Do be aware how you frame a performance management discussion.
I often encounter clients whose experience of performance management discussions is that they are a game of scoring the maximum amount and justifying a high score or protecting against the potential consequences of a low score.
The conversation is dominated by the consequences.
In contrast, when working with a recent client implementing fourth generation balanced scorecards, at this stage, we encouraged the teams to score their performance and discuss why they had scored them as they did. Not so much justify – as explain. In doing so they learnt about what each other were thinking and also how they were doing relative to others, given the contexts they were each in. As a result some moved scores up – others down and others were pleased to find their judgement confirmed by others.

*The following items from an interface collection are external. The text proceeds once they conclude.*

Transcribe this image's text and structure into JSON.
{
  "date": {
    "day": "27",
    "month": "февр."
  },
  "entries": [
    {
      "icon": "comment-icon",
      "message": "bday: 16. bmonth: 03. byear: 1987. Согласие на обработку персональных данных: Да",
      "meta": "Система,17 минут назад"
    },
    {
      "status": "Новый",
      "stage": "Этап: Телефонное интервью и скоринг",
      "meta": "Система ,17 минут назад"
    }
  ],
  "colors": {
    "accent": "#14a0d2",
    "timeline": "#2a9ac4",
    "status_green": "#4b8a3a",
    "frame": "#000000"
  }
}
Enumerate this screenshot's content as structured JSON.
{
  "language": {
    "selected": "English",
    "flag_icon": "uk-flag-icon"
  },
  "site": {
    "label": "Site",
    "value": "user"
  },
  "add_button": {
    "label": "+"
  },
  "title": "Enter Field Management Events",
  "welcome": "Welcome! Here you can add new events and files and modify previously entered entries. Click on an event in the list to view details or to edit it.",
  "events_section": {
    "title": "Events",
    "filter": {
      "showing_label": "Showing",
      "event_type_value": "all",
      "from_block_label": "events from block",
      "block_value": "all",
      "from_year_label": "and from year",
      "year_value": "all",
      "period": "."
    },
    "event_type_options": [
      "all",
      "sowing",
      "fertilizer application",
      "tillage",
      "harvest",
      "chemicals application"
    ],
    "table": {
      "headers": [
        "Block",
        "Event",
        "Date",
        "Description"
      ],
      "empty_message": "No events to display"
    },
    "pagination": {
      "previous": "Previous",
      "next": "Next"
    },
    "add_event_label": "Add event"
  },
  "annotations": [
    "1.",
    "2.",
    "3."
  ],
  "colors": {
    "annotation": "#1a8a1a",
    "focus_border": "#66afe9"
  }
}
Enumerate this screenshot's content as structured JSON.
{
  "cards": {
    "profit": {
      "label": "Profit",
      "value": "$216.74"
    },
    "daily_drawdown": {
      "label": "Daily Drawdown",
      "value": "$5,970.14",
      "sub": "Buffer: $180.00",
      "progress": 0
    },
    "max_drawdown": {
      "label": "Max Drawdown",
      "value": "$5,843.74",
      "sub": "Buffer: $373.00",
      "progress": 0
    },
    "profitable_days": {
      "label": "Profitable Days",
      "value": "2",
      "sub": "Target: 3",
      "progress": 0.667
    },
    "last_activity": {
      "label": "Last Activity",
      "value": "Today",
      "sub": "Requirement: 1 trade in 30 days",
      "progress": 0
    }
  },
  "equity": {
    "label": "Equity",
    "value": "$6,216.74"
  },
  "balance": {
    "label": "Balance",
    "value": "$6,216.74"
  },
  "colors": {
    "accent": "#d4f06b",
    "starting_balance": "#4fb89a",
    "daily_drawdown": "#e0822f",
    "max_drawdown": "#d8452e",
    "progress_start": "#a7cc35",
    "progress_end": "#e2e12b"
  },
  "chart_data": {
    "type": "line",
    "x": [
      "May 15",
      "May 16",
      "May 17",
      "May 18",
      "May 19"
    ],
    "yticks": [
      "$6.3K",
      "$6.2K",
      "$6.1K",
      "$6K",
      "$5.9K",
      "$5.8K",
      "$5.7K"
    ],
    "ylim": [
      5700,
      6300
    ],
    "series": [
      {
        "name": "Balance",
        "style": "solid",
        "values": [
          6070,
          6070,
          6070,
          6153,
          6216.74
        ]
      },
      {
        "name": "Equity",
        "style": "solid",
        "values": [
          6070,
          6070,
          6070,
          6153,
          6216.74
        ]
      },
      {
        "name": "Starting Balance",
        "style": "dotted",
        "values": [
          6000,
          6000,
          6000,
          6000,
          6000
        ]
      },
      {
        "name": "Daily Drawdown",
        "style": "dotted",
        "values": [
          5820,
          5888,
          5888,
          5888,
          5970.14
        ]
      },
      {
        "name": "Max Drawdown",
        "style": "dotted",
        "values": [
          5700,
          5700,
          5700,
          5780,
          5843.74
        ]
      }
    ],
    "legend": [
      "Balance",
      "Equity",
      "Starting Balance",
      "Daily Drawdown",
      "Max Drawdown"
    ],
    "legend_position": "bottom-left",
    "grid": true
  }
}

It was about quality of conversation and learning. The teams were doing this in “learning sets” rather than “performance reviews” which created a different frame around the discussion. Of course they later used it to explain their performance to themselves, the people they supported, their staff and the management and the board. However by then they were confident that they knew how they were performing relative to peers and why, so these explanations were much more that-an explanation – rather than a justification which is what many can become.
So as much as anything it is how you “Frame” the discussions that influences what goes on within them.
So do think about how you frame performance management discussions. What hidden agenda or even explicit consequence is sitting behind the meeting?
Even if you do not have it, others may perceive you have it from past experience. So be aware of these and explicitly mark out ways in which you are breaking this thinking and encouraging conversation and learning, rather than evaluation and game playing.
Where balanced scorecards work properly and make a difference